## WHAT IS REQUIRED
Your answer should be every line below that includes the word "JSON".

## Interface dataset entries
━━━━━━━━━━━━━━━━
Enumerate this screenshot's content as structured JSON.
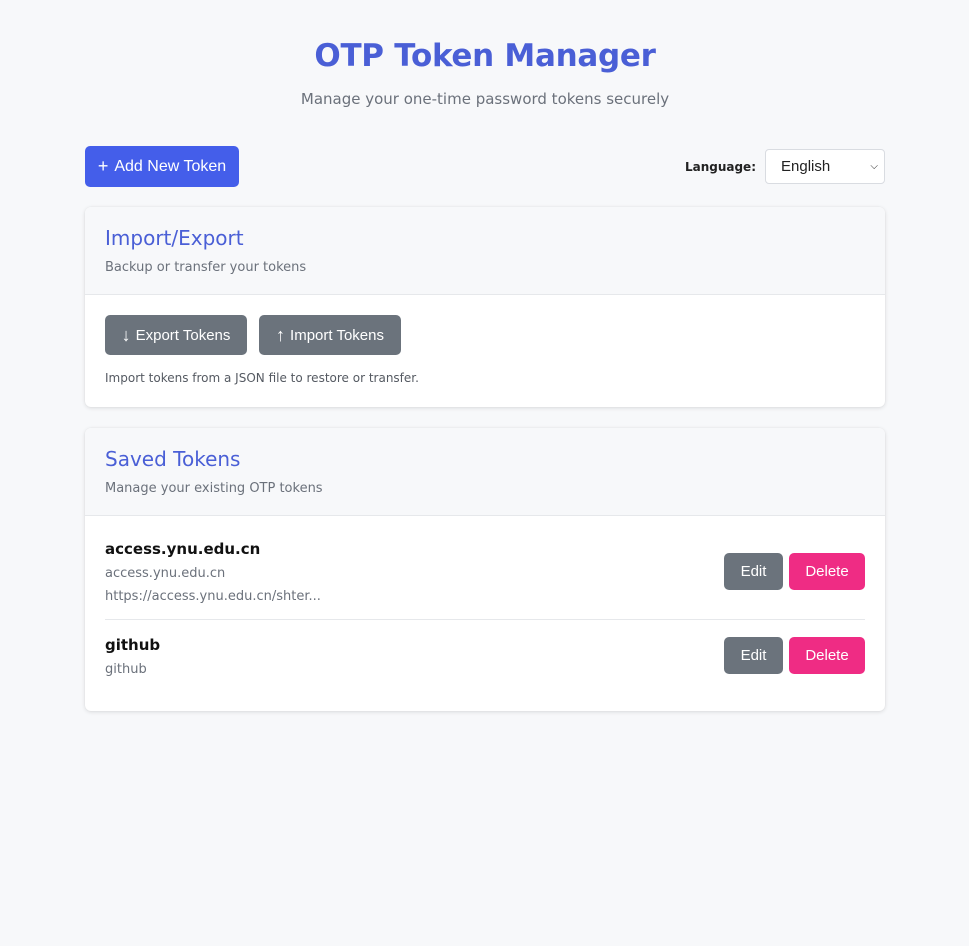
{
  "header": {
    "title": "OTP Token Manager",
    "subtitle": "Manage your one-time password tokens securely"
  },
  "toolbar": {
    "add_icon": "plus-icon",
    "add_label": "Add New Token",
    "language_label": "Language:",
    "language_selected": "English"
  },
  "import_export": {
    "title": "Import/Export",
    "description": "Backup or transfer your tokens",
    "export_icon": "arrow-down-icon",
    "export_label": "Export Tokens",
    "import_icon": "arrow-up-icon",
    "import_label": "Import Tokens",
    "note": "Import tokens from a JSON file to restore or transfer."
  },
  "saved_tokens": {
    "title": "Saved Tokens",
    "description": "Manage your existing OTP tokens",
    "edit_label": "Edit",
    "delete_label": "Delete",
    "items": [
      {
        "name": "access.ynu.edu.cn",
        "issuer": "access.ynu.edu.cn",
        "url": "https://access.ynu.edu.cn/shter..."
      },
      {
        "name": "github",
        "issuer": "github"
      }
    ]
  },
  "colors": {
    "accent": "#445eea",
    "title": "#4a5fd6",
    "secondary_button": "#6b737c",
    "danger_button": "#ef2c84",
    "background": "#f7f8fa"
  }
}
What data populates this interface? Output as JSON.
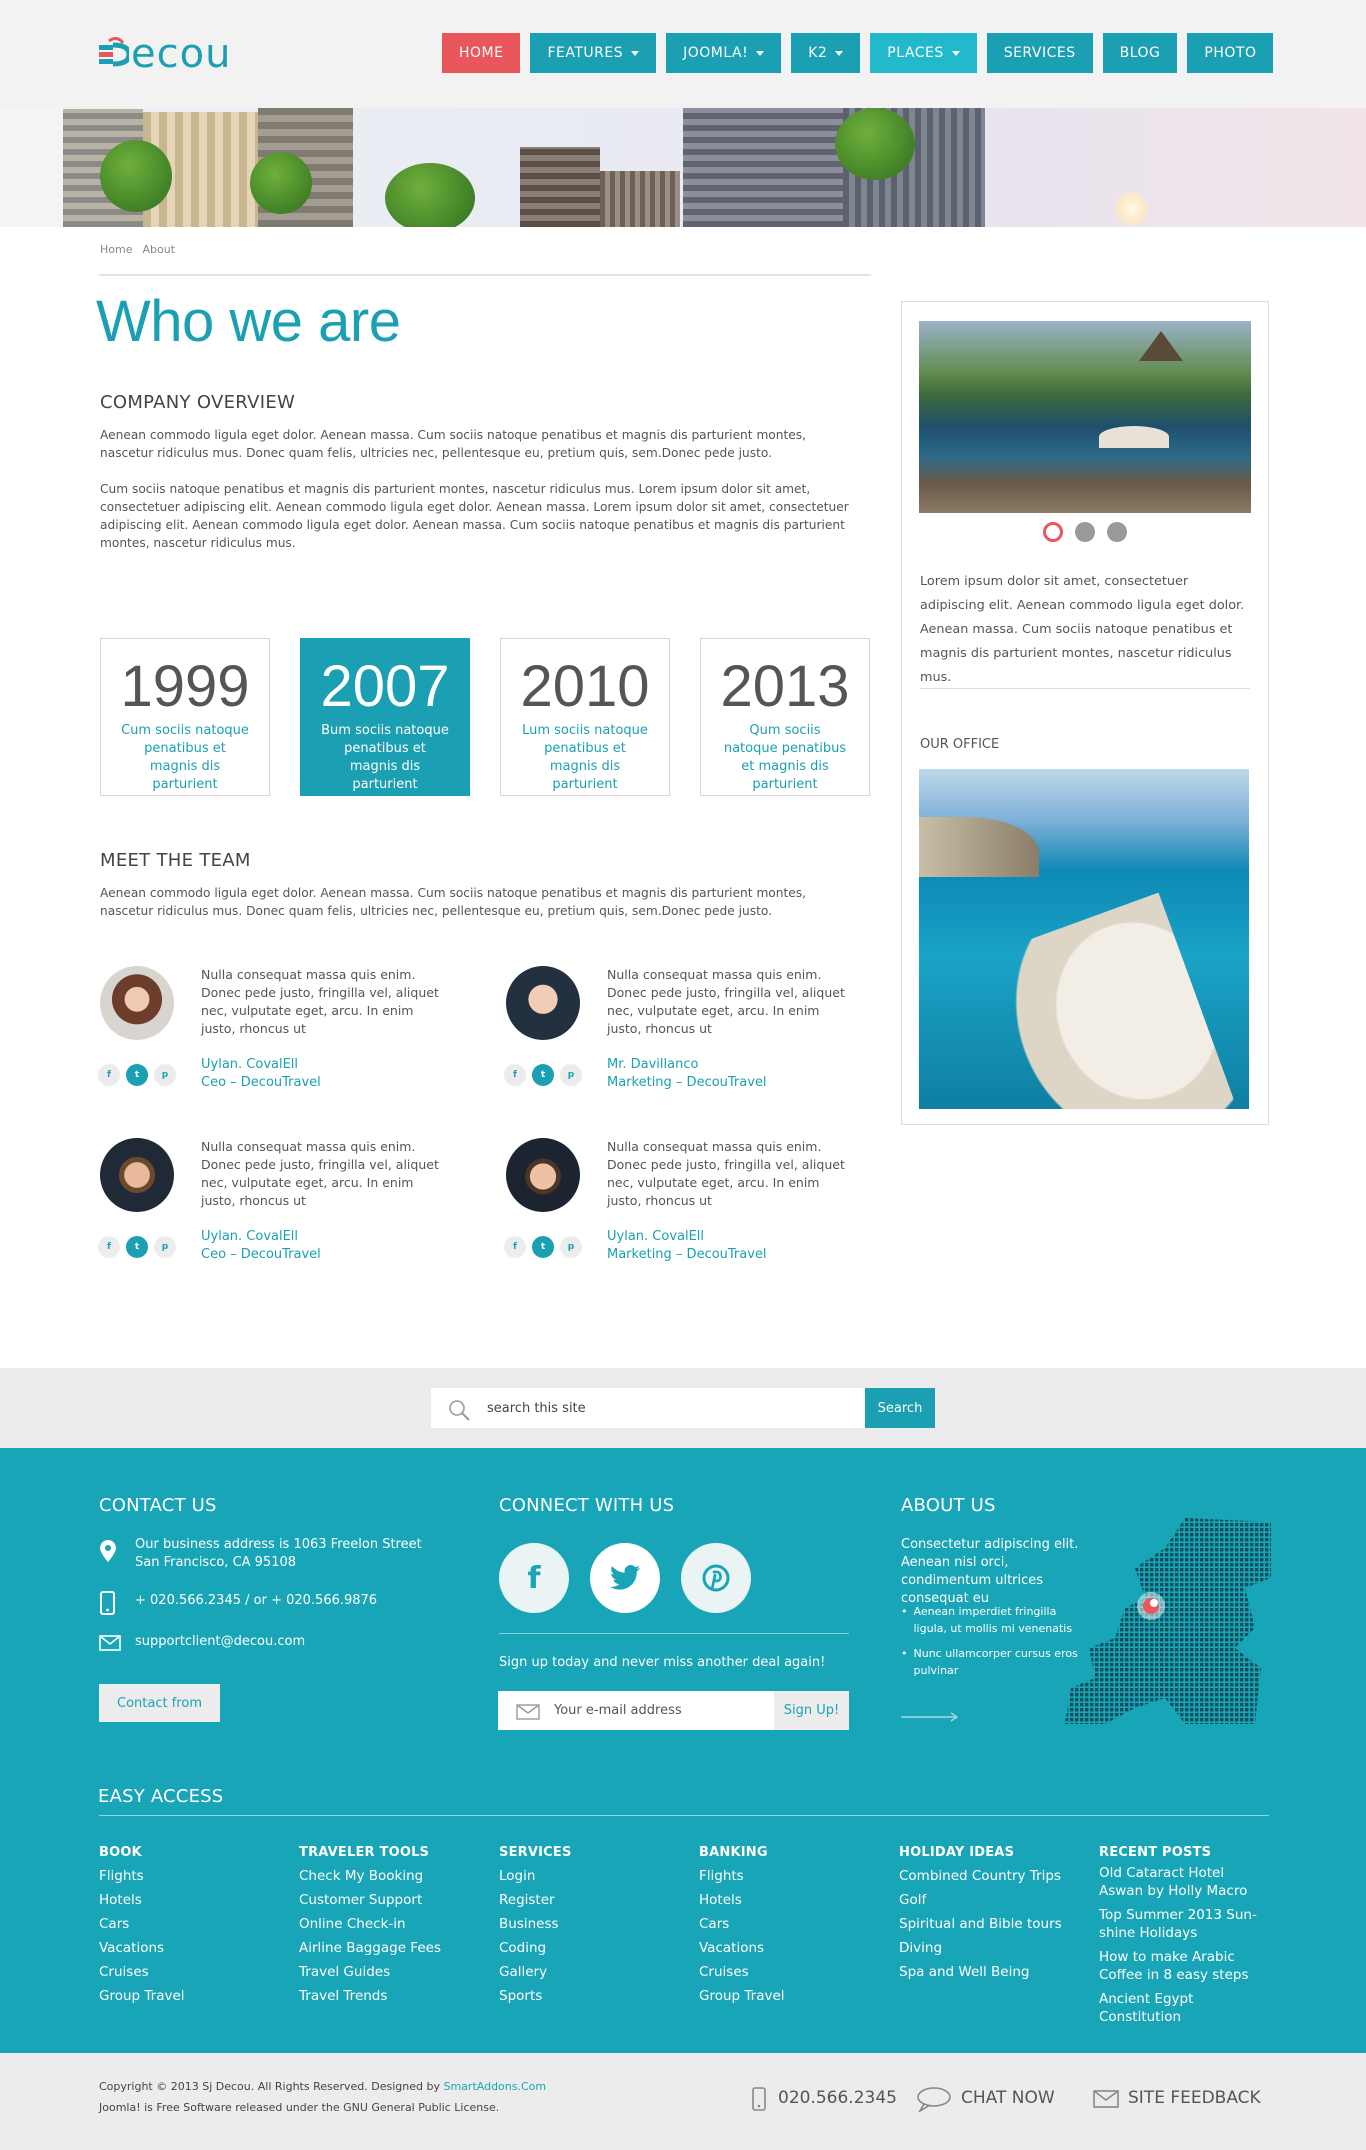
{
  "logo": {
    "text_d": "D",
    "text_rest": "ecou"
  },
  "nav": [
    {
      "label": "HOME",
      "caret": false
    },
    {
      "label": "FEATURES",
      "caret": true
    },
    {
      "label": "JOOMLA!",
      "caret": true
    },
    {
      "label": "K2",
      "caret": true
    },
    {
      "label": "PLACES",
      "caret": true
    },
    {
      "label": "SERVICES",
      "caret": false
    },
    {
      "label": "BLOG",
      "caret": false
    },
    {
      "label": "PHOTO",
      "caret": false
    }
  ],
  "breadcrumb": [
    "Home",
    "About"
  ],
  "page_title": "Who we are",
  "overview": {
    "heading": "COMPANY OVERVIEW",
    "p1": "Aenean commodo ligula eget dolor. Aenean massa. Cum sociis natoque penatibus et magnis dis parturient montes, nascetur ridiculus mus. Donec quam felis, ultricies nec, pellentesque eu, pretium quis, sem.Donec pede justo.",
    "p2": "Cum sociis natoque penatibus et magnis dis parturient montes, nascetur ridiculus mus. Lorem ipsum dolor sit amet, consectetuer adipiscing elit. Aenean commodo ligula eget dolor. Aenean massa. Lorem ipsum dolor sit amet, consectetuer adipiscing elit. Aenean commodo ligula eget dolor. Aenean massa. Cum sociis natoque penatibus et magnis dis parturient montes, nascetur ridiculus mus."
  },
  "milestones": [
    {
      "year": "1999",
      "text": "Cum sociis natoque penatibus et magnis dis parturient"
    },
    {
      "year": "2007",
      "text": "Bum sociis natoque penatibus et magnis dis parturient"
    },
    {
      "year": "2010",
      "text": "Lum sociis natoque penatibus et magnis dis parturient"
    },
    {
      "year": "2013",
      "text": "Qum sociis natoque penatibus et magnis dis parturient"
    }
  ],
  "team": {
    "heading": "MEET THE TEAM",
    "intro": "Aenean commodo ligula eget dolor. Aenean massa. Cum sociis natoque penatibus et magnis dis parturient montes, nascetur ridiculus mus. Donec quam felis, ultricies nec, pellentesque eu, pretium quis, sem.Donec pede justo.",
    "members": [
      {
        "bio": "Nulla consequat massa quis enim. Donec pede justo, fringilla vel, aliquet nec, vulputate eget, arcu. In enim justo, rhoncus ut",
        "name": "Uylan. CovalEll",
        "role": "Ceo – DecouTravel"
      },
      {
        "bio": "Nulla consequat massa quis enim. Donec pede justo, fringilla vel, aliquet nec, vulputate eget, arcu. In enim justo, rhoncus ut",
        "name": "Mr. Davillanco",
        "role": "Marketing – DecouTravel"
      },
      {
        "bio": "Nulla consequat massa quis enim. Donec pede justo, fringilla vel, aliquet nec, vulputate eget, arcu. In enim justo, rhoncus ut",
        "name": "Uylan. CovalEll",
        "role": "Ceo – DecouTravel"
      },
      {
        "bio": "Nulla consequat massa quis enim. Donec pede justo, fringilla vel, aliquet nec, vulputate eget, arcu. In enim justo, rhoncus ut",
        "name": "Uylan. CovalEll",
        "role": "Marketing – DecouTravel"
      }
    ],
    "social_icons": [
      "facebook-icon",
      "twitter-icon",
      "pinterest-icon"
    ]
  },
  "sidebar": {
    "slider_text": "Lorem ipsum dolor sit amet, consectetuer adipiscing elit. Aenean commodo ligula eget dolor. Aenean massa. Cum sociis natoque penatibus et magnis dis parturient montes, nascetur ridiculus mus.",
    "office_heading": "OUR OFFICE",
    "slider_dots": 3,
    "active_dot": 1
  },
  "search": {
    "placeholder": "search this site",
    "button": "Search"
  },
  "contact": {
    "heading": "CONTACT US",
    "address_line1": "Our business address is 1063 Freelon Street",
    "address_line2": "San Francisco, CA 95108",
    "phone": "+ 020.566.2345 / or + 020.566.9876",
    "email": "supportclient@decou.com",
    "button": "Contact from"
  },
  "connect": {
    "heading": "CONNECT WITH US",
    "signup_text": "Sign up today and never miss another deal again!",
    "email_placeholder": "Your e-mail address",
    "signup_button": "Sign Up!"
  },
  "about": {
    "heading": "ABOUT US",
    "text": "Consectetur adipiscing elit. Aenean nisl orci, condimentum ultrices consequat eu",
    "bullet1": "Aenean imperdiet fringilla ligula, ut mollis mi venenatis",
    "bullet2": "Nunc ullamcorper cursus eros pulvinar"
  },
  "easy_access": {
    "heading": "EASY ACCESS",
    "columns": [
      {
        "title": "BOOK",
        "items": [
          "Flights",
          "Hotels",
          "Cars",
          "Vacations",
          "Cruises",
          "Group Travel"
        ]
      },
      {
        "title": "TRAVELER TOOLS",
        "items": [
          "Check My Booking",
          "Customer Support",
          "Online Check-in",
          "Airline Baggage Fees",
          "Travel Guides",
          "Travel Trends"
        ]
      },
      {
        "title": "SERVICES",
        "items": [
          "Login",
          "Register",
          "Business",
          "Coding",
          "Gallery",
          "Sports"
        ]
      },
      {
        "title": "BANKING",
        "items": [
          "Flights",
          "Hotels",
          "Cars",
          "Vacations",
          "Cruises",
          "Group Travel"
        ]
      },
      {
        "title": "HOLIDAY IDEAS",
        "items": [
          "Combined Country Trips",
          "Golf",
          "Spiritual and Bible tours",
          "Diving",
          "Spa and Well Being"
        ]
      },
      {
        "title": "RECENT POSTS",
        "items": [
          "Old Cataract Hotel Aswan by Holly Macro",
          "Top Summer 2013 Sun-shine Holidays",
          "How to make Arabic Coffee in 8 easy steps",
          "Ancient Egypt Constitution"
        ]
      }
    ]
  },
  "bottom": {
    "copyright_pre": "Copyright © 2013 Sj Decou. All Rights Reserved. Designed by ",
    "copyright_link": "SmartAddons.Com",
    "license": "Joomla! is Free Software released under the GNU General Public License.",
    "phone": "020.566.2345",
    "chat": "CHAT NOW",
    "feedback": "SITE FEEDBACK"
  },
  "colors": {
    "accent": "#1a9fb3",
    "home": "#e9575d",
    "places": "#22b9cc",
    "footer": "#19a5b8"
  }
}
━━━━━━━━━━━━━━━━
## EXERCISE RESULT
Enumerate this screenshot's content as structured JSON.
    "note": "Import tokens from a JSON file to restore or transfer."
What data populates this interface? Output as JSON.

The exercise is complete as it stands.